#### [App and web page records]
◆ ◆ ◆

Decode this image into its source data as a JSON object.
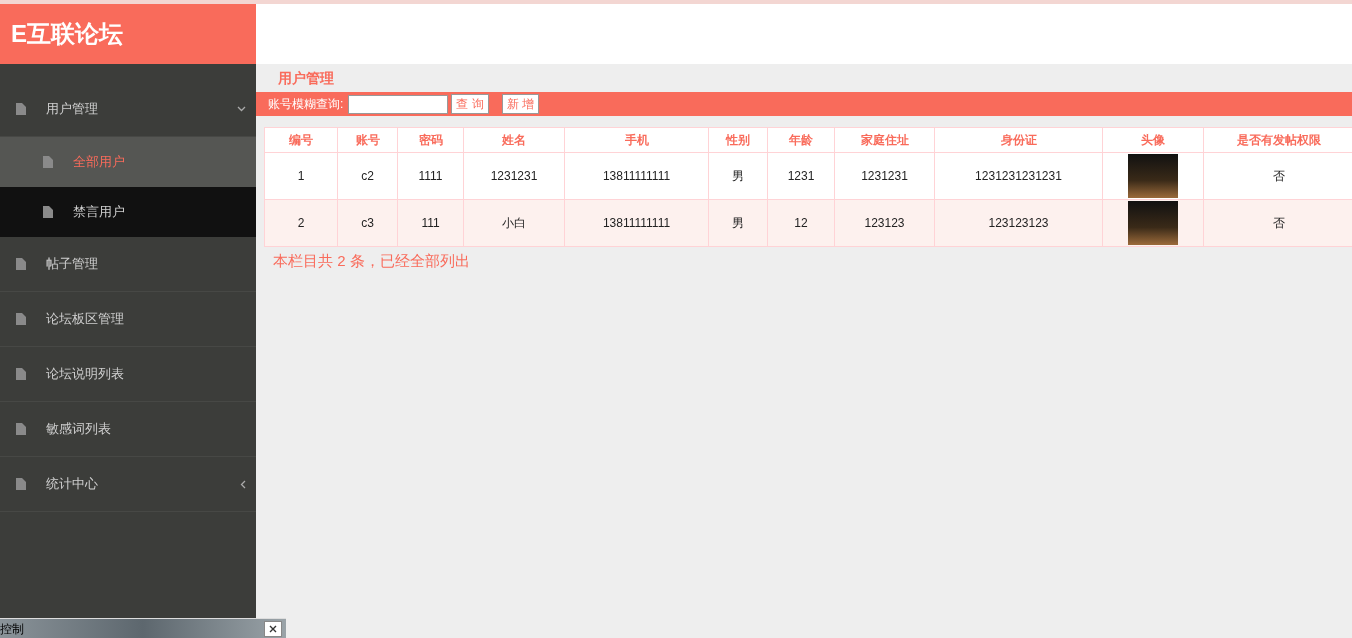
{
  "logo": "E互联论坛",
  "sidebar": {
    "items": [
      {
        "label": "用户管理",
        "kind": "folder",
        "expanded": true,
        "children": [
          {
            "label": "全部用户",
            "selected": true
          },
          {
            "label": "禁言用户",
            "selected": false
          }
        ]
      },
      {
        "label": "帖子管理",
        "kind": "link"
      },
      {
        "label": "论坛板区管理",
        "kind": "link"
      },
      {
        "label": "论坛说明列表",
        "kind": "link"
      },
      {
        "label": "敏感词列表",
        "kind": "link"
      },
      {
        "label": "统计中心",
        "kind": "folder",
        "expanded": false
      }
    ]
  },
  "page_title": "用户管理",
  "toolbar": {
    "search_label": "账号模糊查询:",
    "search_button": "查 询",
    "add_button": "新 增"
  },
  "table": {
    "columns": [
      "编号",
      "账号",
      "密码",
      "姓名",
      "手机",
      "性别",
      "年龄",
      "家庭住址",
      "身份证",
      "头像",
      "是否有发帖权限"
    ],
    "rows": [
      {
        "cells": [
          "1",
          "c2",
          "1111",
          "1231231",
          "13811111111",
          "男",
          "1231",
          "1231231",
          "1231231231231",
          null,
          "否"
        ]
      },
      {
        "cells": [
          "2",
          "c3",
          "111",
          "小白",
          "13811111111",
          "男",
          "12",
          "123123",
          "123123123",
          null,
          "否"
        ]
      }
    ]
  },
  "footer_note": "本栏目共 2 条，已经全部列出",
  "taskbar": {
    "title": "控制"
  }
}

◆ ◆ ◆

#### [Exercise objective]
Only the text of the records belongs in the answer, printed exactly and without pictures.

#### [Response to this task]
Decode this image into its source data as a JSON object.
{
  "logo": "E互联论坛",
  "sidebar": {
    "items": [
      {
        "label": "用户管理",
        "kind": "folder",
        "expanded": true,
        "children": [
          {
            "label": "全部用户",
            "selected": true
          },
          {
            "label": "禁言用户",
            "selected": false
          }
        ]
      },
      {
        "label": "帖子管理",
        "kind": "link"
      },
      {
        "label": "论坛板区管理",
        "kind": "link"
      },
      {
        "label": "论坛说明列表",
        "kind": "link"
      },
      {
        "label": "敏感词列表",
        "kind": "link"
      },
      {
        "label": "统计中心",
        "kind": "folder",
        "expanded": false
      }
    ]
  },
  "page_title": "用户管理",
  "toolbar": {
    "search_label": "账号模糊查询:",
    "search_button": "查 询",
    "add_button": "新 增"
  },
  "table": {
    "columns": [
      "编号",
      "账号",
      "密码",
      "姓名",
      "手机",
      "性别",
      "年龄",
      "家庭住址",
      "身份证",
      "头像",
      "是否有发帖权限"
    ],
    "rows": [
      {
        "cells": [
          "1",
          "c2",
          "1111",
          "1231231",
          "13811111111",
          "男",
          "1231",
          "1231231",
          "1231231231231",
          null,
          "否"
        ]
      },
      {
        "cells": [
          "2",
          "c3",
          "111",
          "小白",
          "13811111111",
          "男",
          "12",
          "123123",
          "123123123",
          null,
          "否"
        ]
      }
    ]
  },
  "footer_note": "本栏目共 2 条，已经全部列出",
  "taskbar": {
    "title": "控制"
  }
}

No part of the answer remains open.